**Your assignment**
Given the records below, pull every line with the word "title" into the answer.

**Supplied data**
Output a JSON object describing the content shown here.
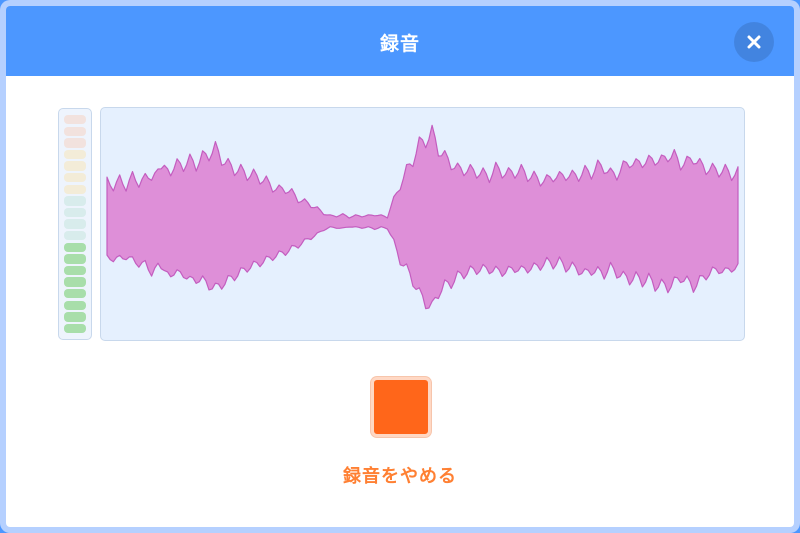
{
  "dialog": {
    "title": "録音",
    "close_icon": "close-icon"
  },
  "level_meter": {
    "segments_total": 19,
    "active_segments": 8,
    "colors": {
      "active": "#a8deaa",
      "inactive_top": "#f2e2de",
      "inactive_mid": "#f3ecd8",
      "inactive_low": "#d8ecec"
    }
  },
  "waveform": {
    "fill_color": "#de8fd8",
    "stroke_color": "#c35dbf",
    "background": "#e5f0fe",
    "amplitudes": [
      0.33,
      0.31,
      0.34,
      0.3,
      0.36,
      0.35,
      0.37,
      0.42,
      0.4,
      0.45,
      0.44,
      0.47,
      0.46,
      0.52,
      0.49,
      0.53,
      0.56,
      0.6,
      0.54,
      0.5,
      0.46,
      0.44,
      0.4,
      0.39,
      0.36,
      0.34,
      0.3,
      0.28,
      0.27,
      0.24,
      0.2,
      0.17,
      0.14,
      0.11,
      0.07,
      0.05,
      0.05,
      0.06,
      0.04,
      0.05,
      0.05,
      0.05,
      0.06,
      0.05,
      0.05,
      0.18,
      0.33,
      0.42,
      0.52,
      0.64,
      0.7,
      0.75,
      0.62,
      0.55,
      0.52,
      0.46,
      0.45,
      0.43,
      0.42,
      0.41,
      0.4,
      0.44,
      0.43,
      0.42,
      0.41,
      0.43,
      0.4,
      0.39,
      0.37,
      0.35,
      0.38,
      0.36,
      0.4,
      0.39,
      0.41,
      0.44,
      0.42,
      0.45,
      0.46,
      0.4,
      0.43,
      0.47,
      0.51,
      0.48,
      0.52,
      0.5,
      0.55,
      0.53,
      0.57,
      0.54,
      0.49,
      0.51,
      0.56,
      0.5,
      0.46,
      0.44,
      0.42,
      0.44,
      0.4,
      0.41
    ],
    "noise": [
      0.06,
      -0.05,
      0.07,
      -0.04,
      0.08,
      -0.06,
      0.05,
      -0.07,
      0.06,
      0.04,
      -0.05,
      0.08,
      -0.03,
      0.07,
      -0.06,
      0.09,
      -0.04,
      0.1,
      -0.06,
      0.05,
      -0.07,
      0.06,
      -0.05,
      0.07,
      -0.04,
      0.06,
      -0.05,
      0.04,
      -0.03,
      0.05,
      -0.04,
      0.03,
      -0.02,
      0.02,
      -0.01,
      0.01,
      -0.01,
      0.01,
      -0.01,
      0.01,
      -0.01,
      0.01,
      -0.01,
      0.01,
      -0.02,
      0.04,
      -0.06,
      0.08,
      -0.05,
      0.1,
      -0.07,
      0.09,
      -0.06,
      0.07,
      -0.08,
      0.05,
      -0.06,
      0.07,
      -0.05,
      0.06,
      -0.07,
      0.08,
      -0.06,
      0.05,
      -0.04,
      0.07,
      -0.06,
      0.05,
      -0.07,
      0.06,
      -0.04,
      0.08,
      -0.05,
      0.06,
      -0.07,
      0.05,
      -0.06,
      0.09,
      -0.05,
      0.07,
      -0.08,
      0.06,
      -0.05,
      0.07,
      -0.06,
      0.08,
      -0.07,
      0.05,
      -0.06,
      0.09,
      -0.05,
      0.06,
      -0.07,
      0.05,
      -0.06,
      0.07,
      -0.04,
      0.06,
      -0.05,
      0.07
    ]
  },
  "record": {
    "stop_button_color": "#ff661a",
    "stop_label": "録音をやめる",
    "label_color": "#ff8033",
    "stop_icon": "stop-icon"
  }
}
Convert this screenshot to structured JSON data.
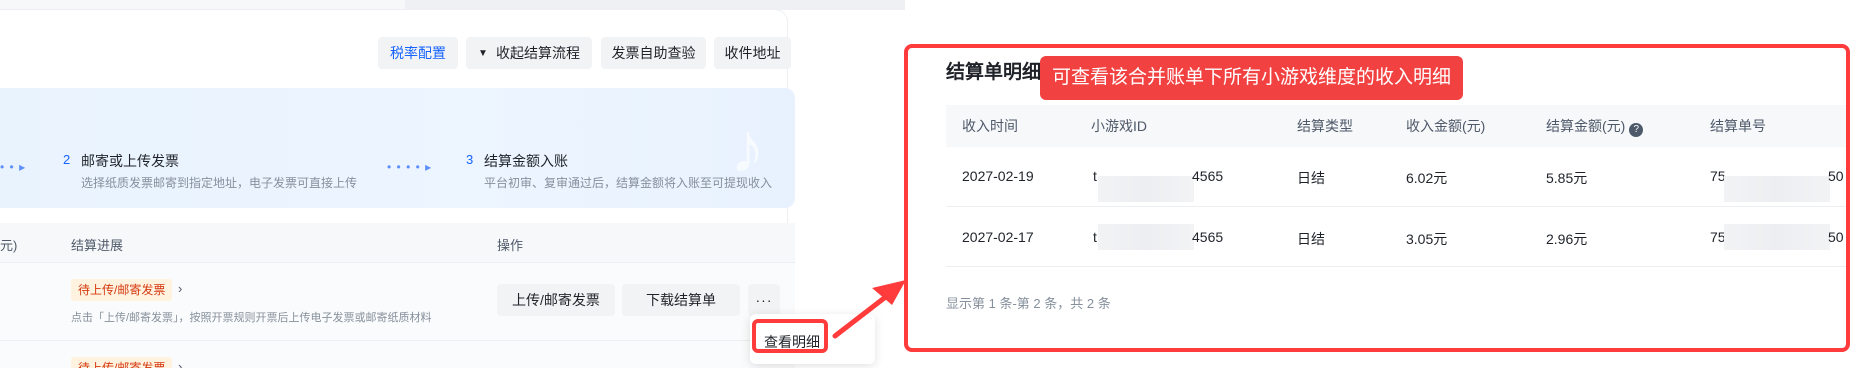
{
  "toolbar": {
    "tax_rate_config": "税率配置",
    "collapse_flow": "收起结算流程",
    "invoice_check": "发票自助查验",
    "address": "收件地址"
  },
  "steps": [
    {
      "num": "2",
      "title": "邮寄或上传发票",
      "desc": "选择纸质发票邮寄到指定地址，电子发票可直接上传"
    },
    {
      "num": "3",
      "title": "结算金额入账",
      "desc": "平台初审、复审通过后，结算金额将入账至可提现收入"
    }
  ],
  "left_table": {
    "col_amount_tail": "元)",
    "col_progress": "结算进展",
    "col_action": "操作",
    "rows": [
      {
        "status": "待上传/邮寄发票",
        "desc": "点击「上传/邮寄发票」，按照开票规则开票后上传电子发票或邮寄纸质材料",
        "upload_btn": "上传/邮寄发票",
        "download_btn": "下载结算单",
        "more_btn": "···"
      },
      {
        "status": "待上传/邮寄发票"
      }
    ]
  },
  "popover": {
    "view_detail": "查看明细"
  },
  "right": {
    "title": "结算单明细",
    "callout": "可查看该合并账单下所有小游戏维度的收入明细",
    "headers": [
      "收入时间",
      "小游戏ID",
      "结算类型",
      "收入金额(元)",
      "结算金额(元)",
      "结算单号"
    ],
    "help_icon": "?",
    "rows": [
      {
        "date": "2027-02-19",
        "id_head": "t",
        "id_tail": "4565",
        "type": "日结",
        "income": "6.02元",
        "settle": "5.85元",
        "no_head": "75",
        "no_tail": "50"
      },
      {
        "date": "2027-02-17",
        "id_head": "t",
        "id_tail": "4565",
        "type": "日结",
        "income": "3.05元",
        "settle": "2.96元",
        "no_head": "75",
        "no_tail": "50"
      }
    ],
    "footer": "显示第 1 条-第 2 条，共 2 条"
  },
  "colors": {
    "annotation_red": "#ff3b3b",
    "link_blue": "#1664ff",
    "badge_bg": "#fff3e0",
    "badge_text": "#d4380d"
  }
}
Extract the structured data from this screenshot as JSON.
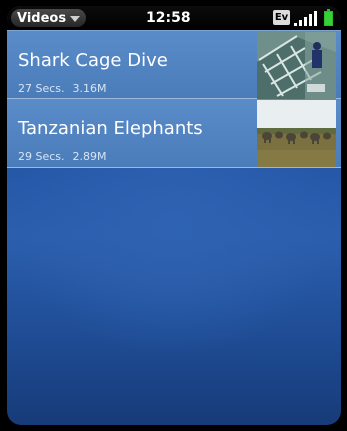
{
  "statusbar": {
    "app_menu_label": "Videos",
    "time": "12:58",
    "network_badge": "Ev",
    "signal_icon": "signal-bars-icon",
    "battery_icon": "battery-icon",
    "battery_color": "#36d136"
  },
  "videos": [
    {
      "title": "Shark Cage Dive",
      "duration": "27 Secs.",
      "size": "3.16M",
      "thumbnail_icon": "shark-cage-thumbnail"
    },
    {
      "title": "Tanzanian Elephants",
      "duration": "29 Secs.",
      "size": "2.89M",
      "thumbnail_icon": "elephants-thumbnail"
    }
  ],
  "colors": {
    "background": "#2456a6",
    "row": "#5a8cc9",
    "text": "#ffffff"
  }
}
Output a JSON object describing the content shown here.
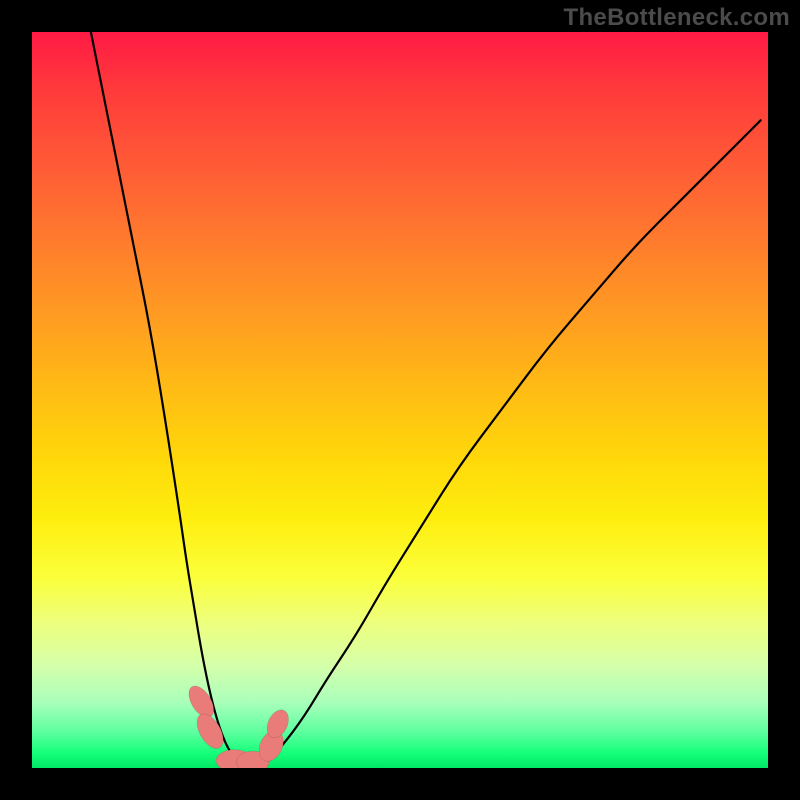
{
  "watermark_text": "TheBottleneck.com",
  "colors": {
    "frame": "#000000",
    "marker_fill": "#e97c78",
    "curve_stroke": "#000000"
  },
  "chart_data": {
    "type": "line",
    "title": "",
    "xlabel": "",
    "ylabel": "",
    "xlim": [
      0,
      100
    ],
    "ylim": [
      0,
      100
    ],
    "grid": false,
    "legend": false,
    "series": [
      {
        "name": "left-branch",
        "x": [
          8,
          10,
          12,
          14,
          16,
          18,
          20,
          21,
          22,
          23,
          24,
          25,
          26,
          27,
          28
        ],
        "values": [
          100,
          90,
          80,
          70,
          60,
          48,
          35,
          28,
          22,
          16,
          11,
          7,
          4,
          2,
          1
        ]
      },
      {
        "name": "valley-floor",
        "x": [
          28,
          29,
          30,
          31,
          32
        ],
        "values": [
          1,
          0.8,
          0.7,
          0.8,
          1
        ]
      },
      {
        "name": "right-branch",
        "x": [
          32,
          34,
          37,
          40,
          44,
          48,
          53,
          58,
          64,
          70,
          76,
          82,
          88,
          94,
          99
        ],
        "values": [
          1,
          3,
          7,
          12,
          18,
          25,
          33,
          41,
          49,
          57,
          64,
          71,
          77,
          83,
          88
        ]
      }
    ],
    "markers": [
      {
        "x": 23.0,
        "y": 9.0,
        "rx": 1.3,
        "ry": 2.4,
        "rot": -32
      },
      {
        "x": 24.2,
        "y": 5.0,
        "rx": 1.4,
        "ry": 2.6,
        "rot": -30
      },
      {
        "x": 27.5,
        "y": 1,
        "rx": 2.5,
        "ry": 1.5,
        "rot": 0
      },
      {
        "x": 30.0,
        "y": 0.8,
        "rx": 2.2,
        "ry": 1.5,
        "rot": 0
      },
      {
        "x": 32.5,
        "y": 3.0,
        "rx": 1.5,
        "ry": 2.2,
        "rot": 25
      },
      {
        "x": 33.4,
        "y": 6.0,
        "rx": 1.3,
        "ry": 2.0,
        "rot": 25
      }
    ]
  }
}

**Your solution**
    "title": "録音",
      "title": "邮寄或上传发票",
      "title": "结算金额入账",
    "title": "结算单明细",
      "title": "Shark Cage Dive",
      "title": "Tanzanian Elephants",
    "title": "",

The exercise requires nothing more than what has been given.